The FDA issued a final guidance, “Voluntary Sodium Reduction Goals: Target Mean and Upper Bound Concentrations for Sodium in Commercially Processed, Packaged, and Prepared Foods,” which provides voluntary short-term sodium reduction targets for food manufacturers, chain restaurants and foodservice operators for 163 categories of processed, packaged and prepared foods. The agency says the guidance is another step it is taking to advance the administration’s whole-of-government approach to nutrition and health and improve future health outcomes.

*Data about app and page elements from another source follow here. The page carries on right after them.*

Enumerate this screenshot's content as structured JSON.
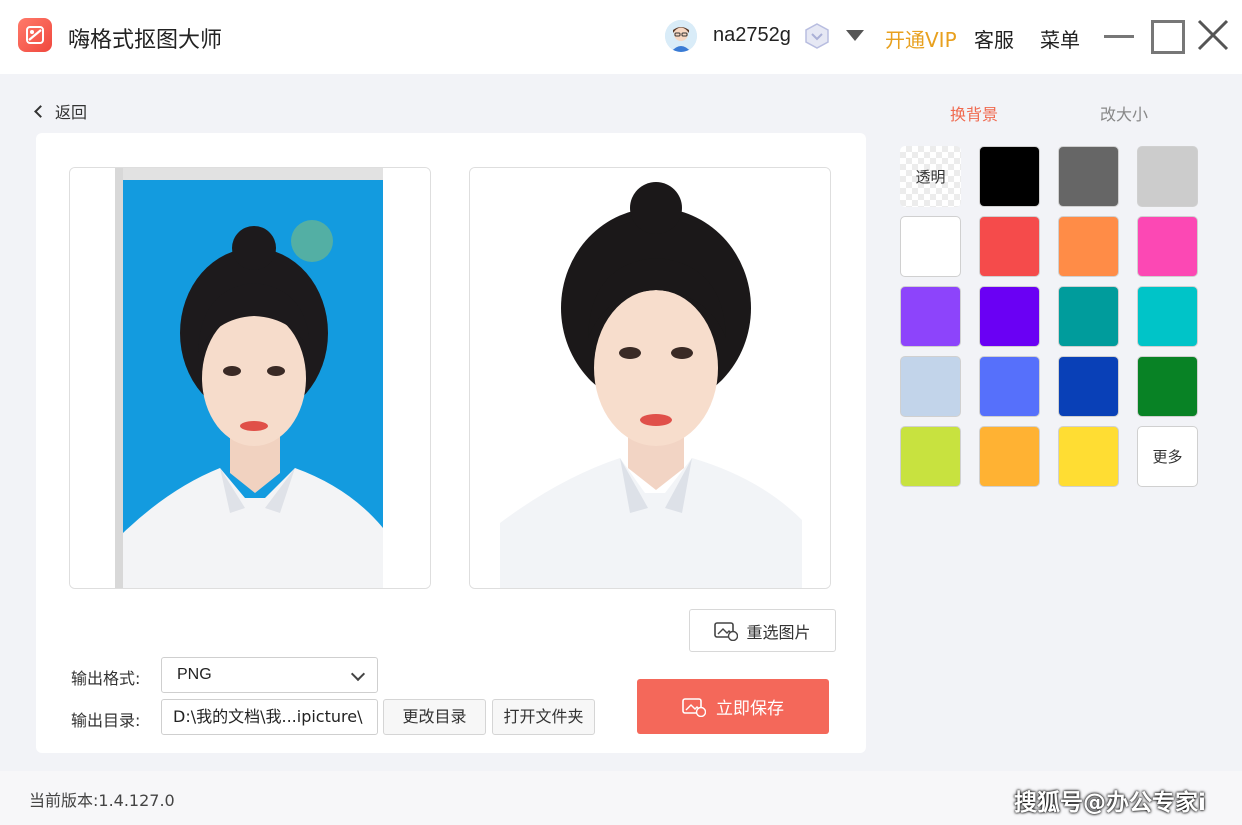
{
  "app": {
    "title": "嗨格式抠图大师",
    "logo_icon": "scissors-logo-icon"
  },
  "header": {
    "username": "na2752g",
    "vip_label": "开通VIP",
    "service_label": "客服",
    "menu_label": "菜单",
    "vip_color": "#e8a01e"
  },
  "nav": {
    "back_label": "返回"
  },
  "preview": {
    "original_image": "portrait-blue-background",
    "result_image": "portrait-cutout"
  },
  "actions": {
    "reselect_label": "重选图片",
    "save_label": "立即保存",
    "change_dir_label": "更改目录",
    "open_folder_label": "打开文件夹",
    "save_color": "#f4685a"
  },
  "output": {
    "format_label": "输出格式:",
    "format_value": "PNG",
    "dir_label": "输出目录:",
    "dir_value": "D:\\我的文档\\我...ipicture\\"
  },
  "panel": {
    "tabs": [
      {
        "label": "换背景",
        "active": true
      },
      {
        "label": "改大小",
        "active": false
      }
    ],
    "swatches": [
      {
        "label": "透明",
        "color": "transparent"
      },
      {
        "label": "",
        "color": "#000000"
      },
      {
        "label": "",
        "color": "#666666"
      },
      {
        "label": "",
        "color": "#cccccc"
      },
      {
        "label": "",
        "color": "#ffffff"
      },
      {
        "label": "",
        "color": "#f54b4b"
      },
      {
        "label": "",
        "color": "#ff8c47"
      },
      {
        "label": "",
        "color": "#fc48b4"
      },
      {
        "label": "",
        "color": "#8d44fb"
      },
      {
        "label": "",
        "color": "#6a00f4"
      },
      {
        "label": "",
        "color": "#009c9c"
      },
      {
        "label": "",
        "color": "#00c4c8"
      },
      {
        "label": "",
        "color": "#c2d4ea"
      },
      {
        "label": "",
        "color": "#5670fb"
      },
      {
        "label": "",
        "color": "#0940b7"
      },
      {
        "label": "",
        "color": "#088225"
      },
      {
        "label": "",
        "color": "#c8e23f"
      },
      {
        "label": "",
        "color": "#ffb233"
      },
      {
        "label": "",
        "color": "#ffdd33"
      },
      {
        "label": "更多",
        "color": "#ffffff"
      }
    ]
  },
  "footer": {
    "version_text": "当前版本:1.4.127.0",
    "watermark": "搜狐号@办公专家i"
  }
}
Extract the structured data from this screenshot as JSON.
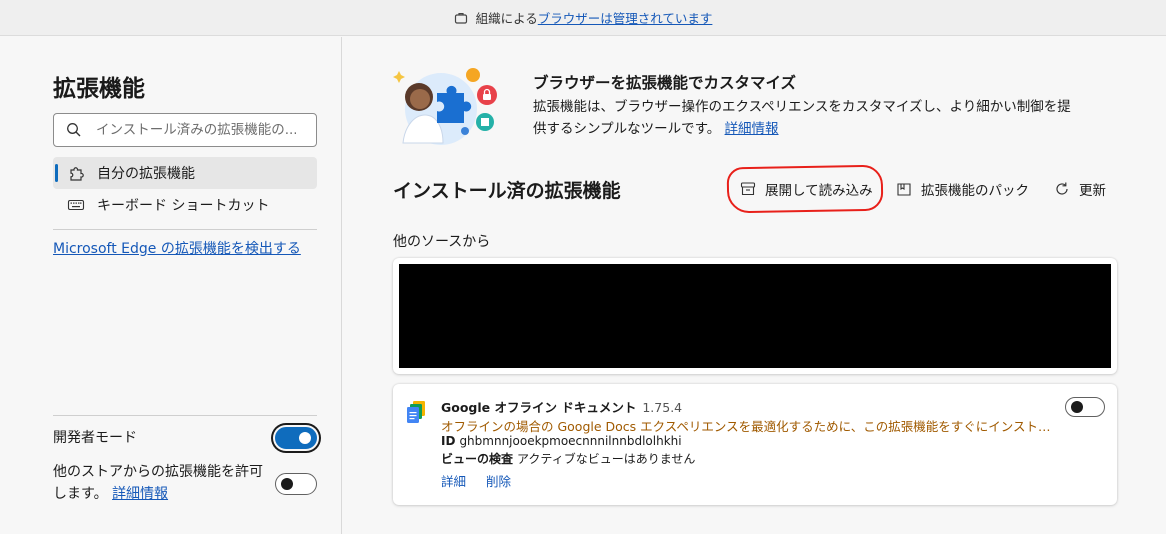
{
  "banner": {
    "prefix": "組織による",
    "link": "ブラウザーは管理されています"
  },
  "sidebar": {
    "title": "拡張機能",
    "search_placeholder": "インストール済みの拡張機能の...",
    "nav": [
      {
        "label": "自分の拡張機能",
        "icon": "puzzle-icon",
        "active": true
      },
      {
        "label": "キーボード ショートカット",
        "icon": "keyboard-icon",
        "active": false
      }
    ],
    "discover_link": "Microsoft Edge の拡張機能を検出する",
    "developer_mode": {
      "label": "開発者モード",
      "enabled": true
    },
    "other_stores": {
      "label": "他のストアからの拡張機能を許可します。",
      "link": "詳細情報",
      "enabled": false
    }
  },
  "hero": {
    "title": "ブラウザーを拡張機能でカスタマイズ",
    "description": "拡張機能は、ブラウザー操作のエクスペリエンスをカスタマイズし、より細かい制御を提供するシンプルなツールです。",
    "link": "詳細情報"
  },
  "installed": {
    "title": "インストール済の拡張機能",
    "actions": {
      "load_unpacked": "展開して読み込み",
      "pack": "拡張機能のパック",
      "update": "更新"
    },
    "other_sources_label": "他のソースから"
  },
  "extension": {
    "name": "Google オフライン ドキュメント",
    "version": "1.75.4",
    "description": "オフラインの場合の Google Docs エクスペリエンスを最適化するために、この拡張機能をすぐにインストールし...",
    "id_label": "ID",
    "id_value": "ghbmnnjooekpmoecnnnilnnbdlolhkhi",
    "inspect_label": "ビューの検査",
    "inspect_value": "アクティブなビューはありません",
    "details_link": "詳細",
    "remove_link": "削除",
    "enabled": false
  },
  "colors": {
    "accent": "#0f6cbd",
    "link": "#1558b8",
    "warning_text": "#a05a00",
    "annotation": "#e8201a"
  }
}
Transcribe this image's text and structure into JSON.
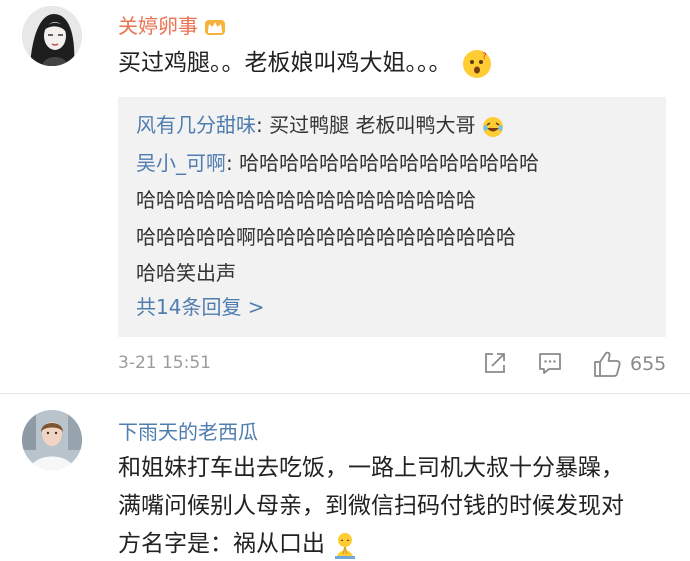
{
  "comment1": {
    "username": "关婷卵事",
    "text": "买过鸡腿。。老板娘叫鸡大姐。。。",
    "badge_icon": "crown-icon",
    "emoji_icon": "thinking-face-emoji"
  },
  "replies": {
    "reply1": {
      "name": "风有几分甜味",
      "text": ": 买过鸭腿 老板叫鸭大哥",
      "emoji_icon": "laughing-tears-emoji"
    },
    "reply2": {
      "name": "吴小_可啊",
      "line1": ": 哈哈哈哈哈哈哈哈哈哈哈哈哈哈哈",
      "line2": "哈哈哈哈哈哈哈哈哈哈哈哈哈哈哈哈哈",
      "line3": "哈哈哈哈哈啊哈哈哈哈哈哈哈哈哈哈哈哈哈",
      "line4": "哈哈笑出声"
    },
    "count_label": "共14条回复 >"
  },
  "meta": {
    "timestamp": "3-21 15:51",
    "like_count": "655"
  },
  "comment2": {
    "username": "下雨天的老西瓜",
    "line1": "和姐妹打车出去吃饭，一路上司机大叔十分暴躁，",
    "line2": "满嘴问候别人母亲，到微信扫码付钱的时候发现对",
    "line3": "方名字是：祸从口出",
    "emoji_icon": "praying-figure-emoji"
  },
  "colors": {
    "vip_name": "#eb7350",
    "link_blue": "#507daf",
    "reply_bg": "#f2f2f2",
    "meta_gray": "#9b9b9b"
  }
}
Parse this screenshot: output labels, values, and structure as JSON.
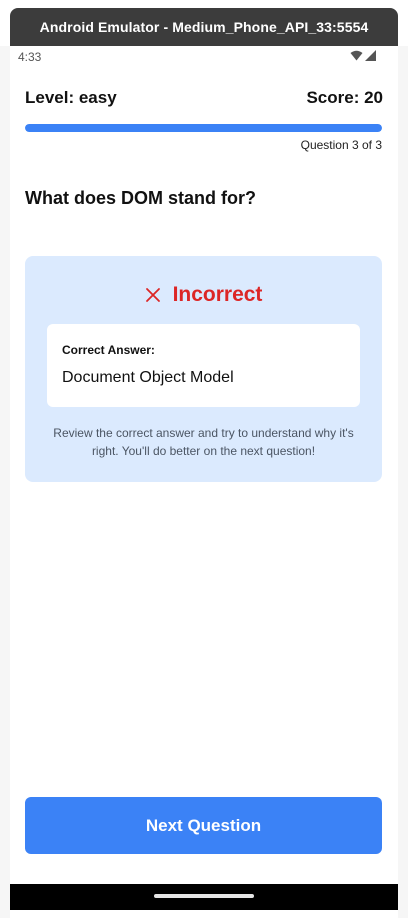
{
  "window": {
    "title": "Android Emulator - Medium_Phone_API_33:5554"
  },
  "statusbar": {
    "time": "4:33",
    "icons": [
      "wifi-icon",
      "signal-icon"
    ]
  },
  "quiz": {
    "level_label": "Level: easy",
    "score_label": "Score: 20",
    "progress": {
      "current": 3,
      "total": 3,
      "fraction": 1.0
    },
    "question_counter": "Question 3 of 3",
    "question": "What does DOM stand for?"
  },
  "feedback": {
    "status_icon": "close-icon",
    "status": "Incorrect",
    "correct_answer_title": "Correct Answer:",
    "correct_answer": "Document Object Model",
    "hint": "Review the correct answer and try to understand why it's right. You'll do better on the next question!"
  },
  "actions": {
    "next_label": "Next Question"
  },
  "colors": {
    "accent": "#3b82f6",
    "incorrect": "#dc2626",
    "card_background": "#dbeafe"
  }
}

The guidance is intended to provide measurable voluntary short-term (2.5-year) goals for sodium content in commercially processed, packaged and prepared foods to reduce excess population sodium intake, while recognizing and supporting the important roles sodium plays in food technology and food safety.
Sodium is widely present in the American diet (most commonly, but not exclusively, as a result of eating or drinking foods to which sodium chloride (commonly referred to as “salt”) has been added, the FDA reports.
More than 70% of total sodium intake is from sodium added during food manufacturing and commercial food preparation. Average sodium intake in the U.S. is approximately 3,400 mg/day. The Dietary Guidelines for Americans, 2020-2025 advises individuals 14 years and older to limit their consumption to 2,300 mg/day; this aligns with recommendations from the National Academies of Sciences, Engineering and Medicine, which set the chronic disease risk reduction intake for sodium at 2,300 mg/day for those 14 years and older.